1) file for fees for "B & C" as paralegals or technical advisors?
2) If #1 above is affected should the client contract with "B & C" directly, instead of you?
3) Can you share your fee with "B & C" if it is made up of a percentage of any award of compensatory damages and/or back pay given by the E.E.O.C.?
4) Is the answer to #3 above changed if the client contracts with "B & C" directly and "B & C" agrees to reimburse you, if successful, a set dollar amount, or if "B & C" agrees to make up the difference between a set dollar amount and a direct award of attorney's fees made to you by the E.E.O.C?
In rendering this opinion, the Committee assumes that the information provided by you regarding who can receive a fee from and practice before the E.E.O.C. is correct; that you will also comply with Rule 1.5 (regarding fees and fee agreements); and 3) that you are not in violation of Rule 1.11.
I. If the client contracts with you directly for representation, you could file for fees for "B & C" as paralegals or technical advisors provided you answer a threshold question before doing so. Are "B & C" functioning as paralegals and/or technical advisors?
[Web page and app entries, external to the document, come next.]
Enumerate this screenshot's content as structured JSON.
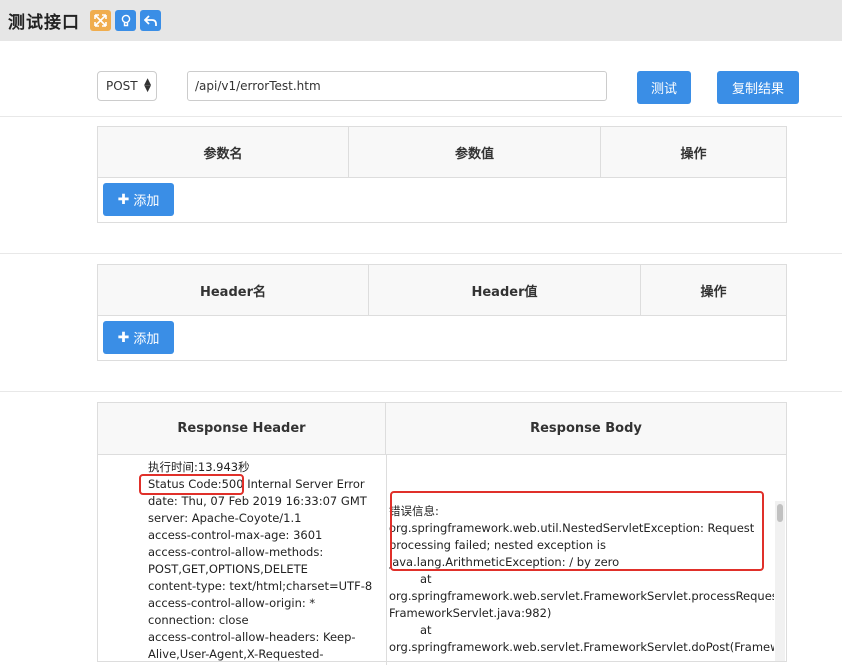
{
  "header": {
    "title": "测试接口",
    "icons": [
      "fullscreen-icon",
      "lightbulb-icon",
      "back-icon"
    ]
  },
  "request": {
    "method": "POST",
    "url": "/api/v1/errorTest.htm",
    "test_label": "测试",
    "copy_label": "复制结果"
  },
  "params_table": {
    "columns": [
      "参数名",
      "参数值",
      "操作"
    ],
    "add_label": "添加"
  },
  "header_table": {
    "columns": [
      "Header名",
      "Header值",
      "操作"
    ],
    "add_label": "添加"
  },
  "response": {
    "header_title": "Response Header",
    "body_title": "Response Body",
    "header_lines": [
      "执行时间:13.943秒",
      "Status Code:500 Internal Server Error",
      "date: Thu, 07 Feb 2019 16:33:07 GMT",
      "server: Apache-Coyote/1.1",
      "access-control-max-age: 3601",
      "access-control-allow-methods:",
      "POST,GET,OPTIONS,DELETE",
      "content-type: text/html;charset=UTF-8",
      "access-control-allow-origin: *",
      "connection: close",
      "access-control-allow-headers: Keep-",
      "Alive,User-Agent,X-Requested-"
    ],
    "body_lines": [
      "错误信息:",
      "org.springframework.web.util.NestedServletException: Request",
      "processing failed; nested exception is",
      "java.lang.ArithmeticException: / by zero",
      "at",
      "org.springframework.web.servlet.FrameworkServlet.processRequest(",
      "FrameworkServlet.java:982)",
      "at",
      "org.springframework.web.servlet.FrameworkServlet.doPost(Framew"
    ],
    "highlight_color": "#e0302a"
  }
}
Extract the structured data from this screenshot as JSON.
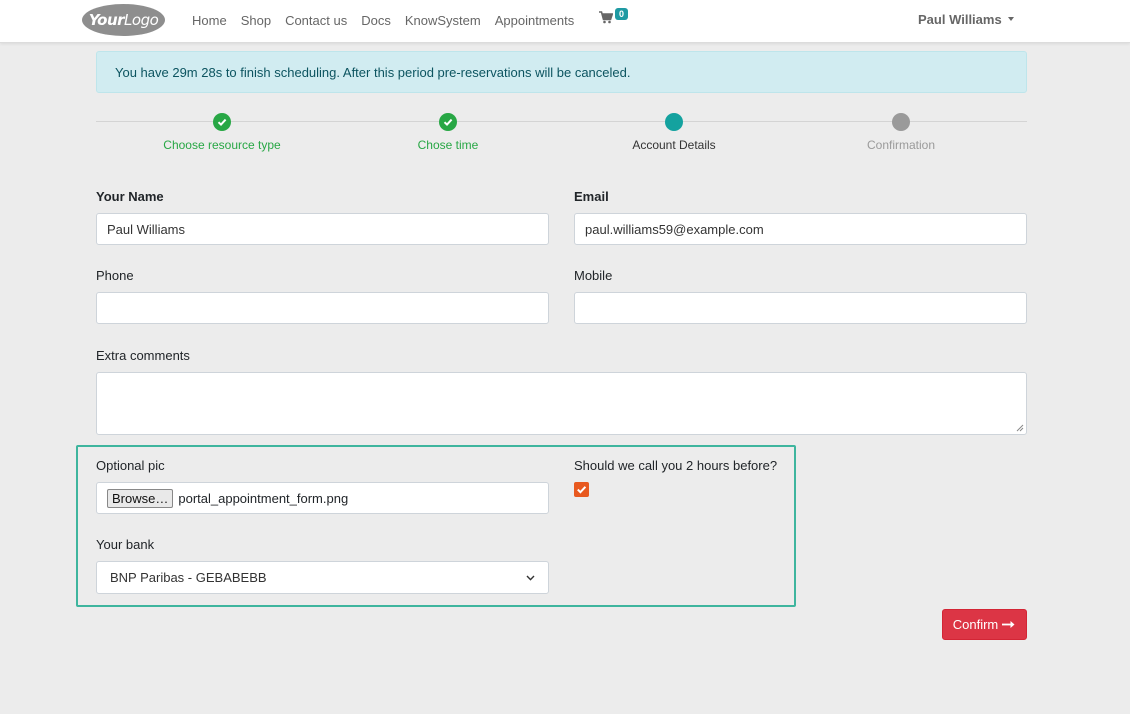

Given the amount of substantive work done in drafting administrative complaints, working on discovery matters and even preparing the witnesses for testimony (all of which you indicate non-attorneys are able to do before the E.E.O.C.) then clearly these individuals are performing substantive legal work which a paralegal would normally do. This situation does give rise to some concern that "B & C" might not be given enough supervision in the work they are doing prior to a hearing. Remember that supervision of paralegals by an attorney is an ethical requirement outlined in Rule 5.3b and the comment to Rule 5.5.
Although you do not indicate what a "technical advisor" specifically does, "B & C" refer to it as assistants during the course of the hearing or hearings. It does appear from the background information provided, that "B & C" do possess a good working knowledge of the intricacies of administrative law and procedure. However, you must be sure to maintain good time records delineating the two functions so that your petition accurately reflects the paralegal or technical assistant role in the fee petition.
II. Were the client to contract directly with "B & C" who in turn would hire you, provided "B & C" would normally be permitted to appear at an E.E.O.C. hearing and advocate on the client's behalf, this would not change the Committee's opinion on paralegals and technical advisor fees. Were "B & C" precluded from advocating at a hearing, you might be in violation of Rule 5.5a were you to assist "B & C" in its representation of the client as this would be the unauthorized practice of law.
III. The Committee is of the opinion that you cannot share your legal fee with "B & C" as this would be fee sharing with a non-attorney in violation of Rule 5.4a. The obligation to avoid fee sharing with a non-attorney is separate and distinct from the prohibition against aiding and abetting the unauthorized practice of law.
IV. Providing there is no issue of the unauthorized practice of law, the contract for representation could be entered into between the client and "B & C" with "B & C" paying for the legal services rendered to the client. Agreeing on conditions that would trigger an obligation to pay you, and/or filing for attorney's fees would be permissible provided no substantive law or regulation was broken in doing so. Please note that it would be improper were you to submit a fee petition for "B & C's" paralegal services, if the fees were not to go to them. This situation is not one where "B & C" work for you in a firm. Rather it is one where you work with them as a separate entity. Finally, even though "B & C" hired you and the client hired "B & C," you would still be forming an attorney-client relationship with the client, and would still be obligated to comply with Rules 1.8f and 5.4c.